    However in California you could die of starvation in our Home Depot if you happened to get lost and had no one to ask for directions. I often see 10 people cover a whole store where back East there may be 40. I cannot explain why the differences but it seems like in California companies try to get by with the bare minimums of investment into the work force. FedEx is included in this scenario.
    We are daily required (during rainy,storm season) to call in for start times. Many times we are told to start later to save the company 10-15-20 minutes even though the freight is already in our station. Managers regularly lie about "Weather in Memphis", late planes, CTV traffic, etc., etc. to save their budgets (and bonuses).
    Couriers are routinely forced to take more than they can handle. Intimidation and threats are common even though worded discretely. We all want to stay off the radar so we just try to get through our day any way possible without coming under the scrutiny of management. I see couriers all day, everyday working through unpaid breaks. Does management run a report to see this stuff, NO!
    I even remember about 5 years ago when during Peak the last week before Christmas I worked 61.5 hours. When I got my paycheck it said 59.8 hours! Just under the magic 60 hour mark. I asked my direct manager what happened and he went into the system and it showed the last person who adjusted the hours was my Senior Manager. I confronted her with this and she said "Well we told everyone not to go over 60 hours!"
    She had put longer breaks onto everyones timecards through peak to save her budget and over 60 hour violations. Can you believe it! We work like dogs in the dark, rain, cold, winding hills and she is taking money out of our pockets that we earned! It does not get much lower than that and stories like that are multiple, ongoing and documented.
  14. packageguy

    packageguy Well-Known Member

    what i don't understand is, ups blow there numbers out of the water. fdx choked and fdx stock keeps going higher and higher. ups is the opposite i just don't get it.
  15. bbsam

    bbsam Moderator Staff Member

    Maybe the market is looking ahead to 2013 and sees labor issues looming. With the current union busting going on in the public sector, private gonna get hit again.
  16. FedEx2000

    FedEx2000 New Member

  17. FedEx2000

    FedEx2000 New Member

    I agree with bbsam, I think the Union factor is mostly to blame. Investors don't like the risk it entails and are still gun-shy of mostly Union companies due to the failures of GM, Chrysler, etc......regardless of the fact of whether the unions were to blame or not. In addition to that, I think they are looking at our expansion in China/India and what that will mean down the road as far as growth. Part of our earnings appearing to be low is the amount of capital expenditures we have, FedEx's capital expenditures are 14.33% vs. 1.61% for UPS. We are spending a lot of money on planes, facilities, expanding into growing markets, etc. Not to say UPS isn't, but we are spending a much larger % of our money doing so, which hopefully bodes well for us in the years to come as the global market stabilizes and grows.

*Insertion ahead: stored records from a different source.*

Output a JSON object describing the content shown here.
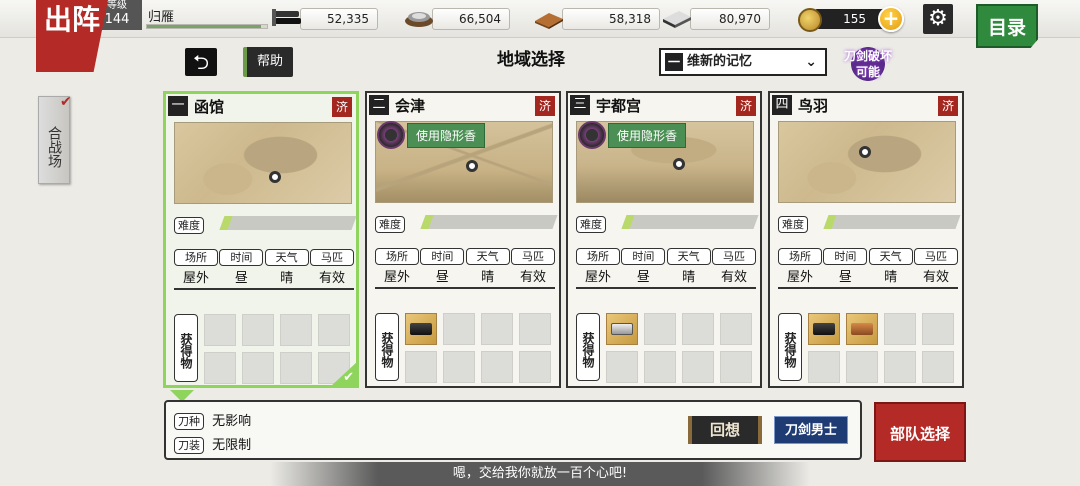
{
  "header": {
    "sortie_label": "出阵",
    "level_label": "等级",
    "level": "144",
    "player_name": "归雁",
    "xp_fraction": 0.95,
    "resources": [
      {
        "name": "charcoal",
        "icon": "charcoal-icon",
        "value": "52,335"
      },
      {
        "name": "jewel-steel",
        "icon": "jewel-steel-icon",
        "value": "66,504"
      },
      {
        "name": "cooling-material",
        "icon": "cooling-material-icon",
        "value": "58,318"
      },
      {
        "name": "whetstone",
        "icon": "whetstone-icon",
        "value": "80,970"
      }
    ],
    "koban": "155",
    "menu_label": "目录"
  },
  "side_tab": {
    "label": "合战场"
  },
  "toolbar": {
    "help_label": "帮助",
    "title": "地域选择",
    "era_number": "一",
    "era_name": "维新的记忆",
    "break_line1": "刀剑破坏",
    "break_line2": "可能"
  },
  "labels": {
    "difficulty": "难度",
    "location": "场所",
    "time": "时间",
    "weather": "天气",
    "horse": "马匹",
    "loot": "获得物",
    "cleared": "济",
    "incense": "使用隐形香"
  },
  "areas": [
    {
      "num": "一",
      "name": "函馆",
      "location": "屋外",
      "time": "昼",
      "weather": "晴",
      "horse": "有效",
      "difficulty": 0.06,
      "selected": true,
      "loot": []
    },
    {
      "num": "二",
      "name": "会津",
      "location": "屋外",
      "time": "昼",
      "weather": "晴",
      "horse": "有效",
      "difficulty": 0.06,
      "loot": [
        "charcoal"
      ]
    },
    {
      "num": "三",
      "name": "宇都宫",
      "location": "屋外",
      "time": "昼",
      "weather": "晴",
      "horse": "有效",
      "difficulty": 0.06,
      "loot": [
        "steel"
      ]
    },
    {
      "num": "四",
      "name": "鸟羽",
      "location": "屋外",
      "time": "昼",
      "weather": "晴",
      "horse": "有效",
      "difficulty": 0.06,
      "loot": [
        "charcoal",
        "whetstone"
      ]
    }
  ],
  "info": {
    "sword_type_label": "刀种",
    "sword_type_value": "无影响",
    "equipment_label": "刀装",
    "equipment_value": "无限制",
    "recall_label": "回想",
    "swords_label": "刀剑男士"
  },
  "squad_label": "部队选择",
  "dialogue": "嗯，交给我你就放一百个心吧!",
  "colors": {
    "accent_red": "#b32a26",
    "selected_green": "#8fd45c",
    "menu_green": "#2f8a3e",
    "swords_blue": "#1e3b74"
  }
}
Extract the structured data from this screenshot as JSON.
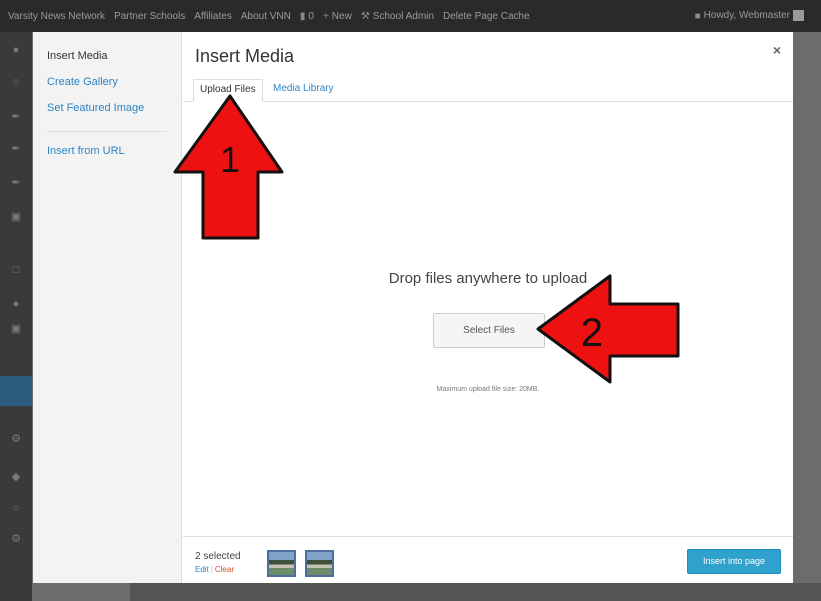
{
  "admin_bar": {
    "items": [
      "Varsity News Network",
      "Partner Schools",
      "Affiliates",
      "About VNN"
    ],
    "comments_count": "0",
    "new_label": "New",
    "school_admin": "School Admin",
    "delete_cache": "Delete Page Cache",
    "howdy": "Howdy, Webmaster"
  },
  "media_menu": {
    "items": [
      {
        "label": "Insert Media",
        "active": true
      },
      {
        "label": "Create Gallery",
        "active": false
      },
      {
        "label": "Set Featured Image",
        "active": false
      }
    ],
    "insert_from_url": "Insert from URL"
  },
  "frame": {
    "title": "Insert Media",
    "close_glyph": "×"
  },
  "tabs": [
    {
      "label": "Upload Files",
      "active": true
    },
    {
      "label": "Media Library",
      "active": false
    }
  ],
  "uploader": {
    "drop_text": "Drop files anywhere to upload",
    "select_button": "Select Files",
    "max_size": "Maximum upload file size: 20MB."
  },
  "toolbar": {
    "selected": "2 selected",
    "edit": "Edit",
    "clear": "Clear",
    "insert_button": "Insert into page"
  },
  "annotations": {
    "arrow1_label": "1",
    "arrow2_label": "2",
    "arrow_color": "#ee1111"
  },
  "colors": {
    "link": "#2e84c4",
    "primary_button": "#2ea2cc",
    "admin_bar": "#2a2a2a",
    "clear_link": "#d54e21"
  }
}
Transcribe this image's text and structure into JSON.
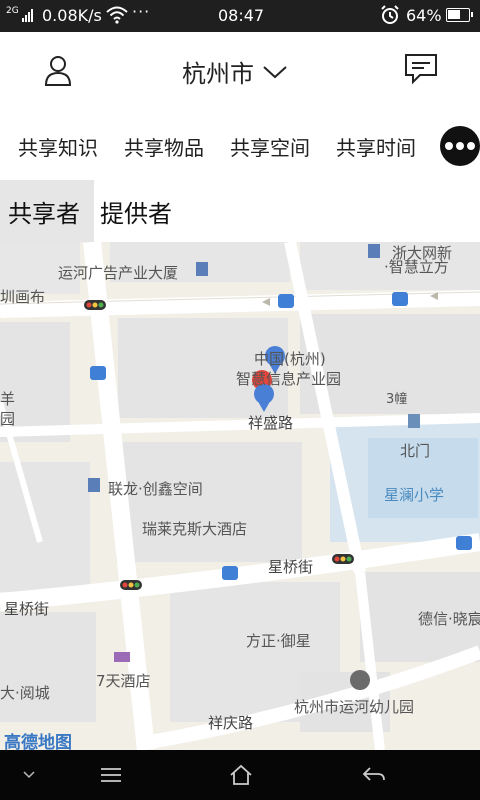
{
  "status_bar": {
    "signal_label": "2G",
    "net_speed": "0.08K/s",
    "more_indicator": "···",
    "time": "08:47",
    "battery_percent": "64%",
    "battery_level": 0.64,
    "icons": [
      "signal-icon",
      "wifi-icon",
      "alarm-icon",
      "battery-icon"
    ]
  },
  "header": {
    "city": "杭州市",
    "icons": [
      "user-icon",
      "chevron-down-icon",
      "message-icon"
    ]
  },
  "categories": {
    "items": [
      {
        "label": "共享知识"
      },
      {
        "label": "共享物品"
      },
      {
        "label": "共享空间"
      },
      {
        "label": "共享时间"
      }
    ],
    "more_icon": "more-dots-icon"
  },
  "role_tabs": {
    "items": [
      {
        "label": "共享者",
        "active": true
      },
      {
        "label": "提供者",
        "active": false
      }
    ]
  },
  "map": {
    "labels": {
      "l1": "运河广告产业大厦",
      "l2": "浙大网新",
      "l3": "·智慧立方",
      "l4": "中国(杭州)",
      "l5": "智慧信息产业园",
      "l6": "祥盛路",
      "l7": "3幢",
      "l8": "北门",
      "l9": "联龙·创鑫空间",
      "l10": "星澜小学",
      "l11": "瑞莱克斯大酒店",
      "l12": "星桥街",
      "l13": "星桥街",
      "l14": "德信·晓宸",
      "l15": "方正·御星",
      "l16": "7天酒店",
      "l17": "杭州市运河幼儿园",
      "l18": "祥庆路",
      "l19": "大·阅城",
      "l20": "圳画布",
      "l21": "羊",
      "l22": "园"
    },
    "logo": "高德地图",
    "markers": [
      "location-pin-blue",
      "location-pin-red",
      "location-pin-blue-2"
    ],
    "colors": {
      "background": "#f2efe7",
      "road": "#ffffff",
      "block": "#e3e3e3",
      "school": "#d6e4ef",
      "pin_blue": "#4a7fd6",
      "pin_red": "#e2453c"
    }
  },
  "nav_bar": {
    "icons": [
      "collapse-icon",
      "menu-icon",
      "home-icon",
      "back-icon"
    ]
  }
}
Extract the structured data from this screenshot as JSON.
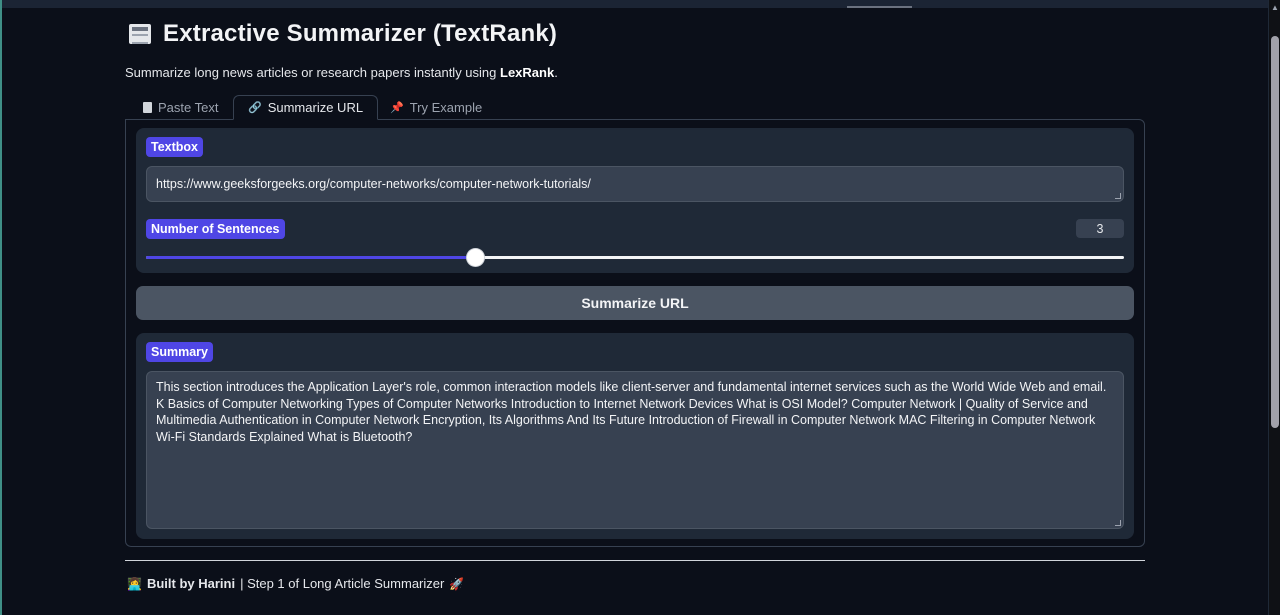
{
  "header": {
    "title": "Extractive Summarizer (TextRank)",
    "subtitle_prefix": "Summarize long news articles or research papers instantly using ",
    "subtitle_bold": "LexRank",
    "subtitle_suffix": "."
  },
  "tabs": [
    {
      "label": "Paste Text",
      "icon": "document-icon",
      "active": false
    },
    {
      "label": "Summarize URL",
      "icon": "link-icon",
      "active": true
    },
    {
      "label": "Try Example",
      "icon": "pushpin-icon",
      "active": false
    }
  ],
  "input": {
    "label": "Textbox",
    "value": "https://www.geeksforgeeks.org/computer-networks/computer-network-tutorials/"
  },
  "slider": {
    "label": "Number of Sentences",
    "value": "3",
    "fraction": 0.336
  },
  "button": {
    "label": "Summarize URL"
  },
  "output": {
    "label": "Summary",
    "text": "This section introduces the Application Layer's role, common interaction models like client-server and fundamental internet services such as the World Wide Web and email. K Basics of Computer Networking Types of Computer Networks Introduction to Internet Network Devices What is OSI Model? Computer Network | Quality of Service and Multimedia Authentication in Computer Network Encryption, Its Algorithms And Its Future Introduction of Firewall in Computer Network MAC Filtering in Computer Network Wi-Fi Standards Explained What is Bluetooth?"
  },
  "footer": {
    "emoji": "👩‍💻",
    "bold": "Built by Harini",
    "rest": " | Step 1 of Long Article Summarizer",
    "emoji_end": "🚀"
  }
}
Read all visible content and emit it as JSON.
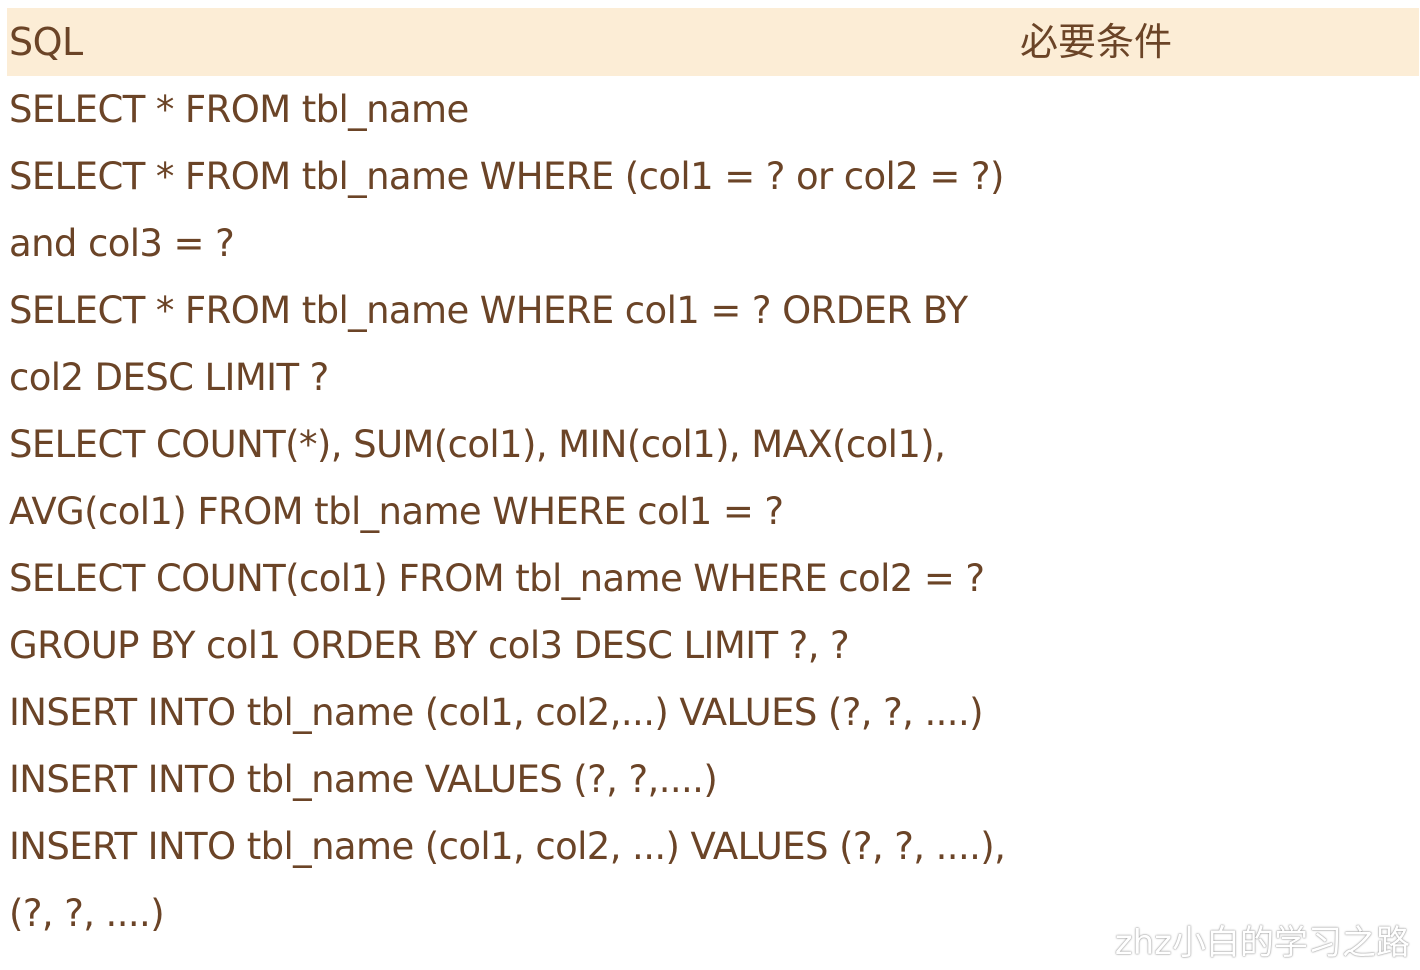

    Here's a link with more info also:
  18. I'm not 100% positive but I think it has something to do with what UPS drivers make. And how little FEDEX drivers make. I'm not making a joke. I think somehow that factors into it. The profit margin is less at UPS because of the pay.
  19. FedExer267

    FedExer267 Member

    BINGO!!!! and there is zero costs for them on the Ground side employee's, Insurance, maintenance, and fuel.
  20. Cactus

    Cactus Just telling it like it is

    Nice scenario.

    But the truth is FedEx can't even make many domestic deliveries on time let alone the rest of the world.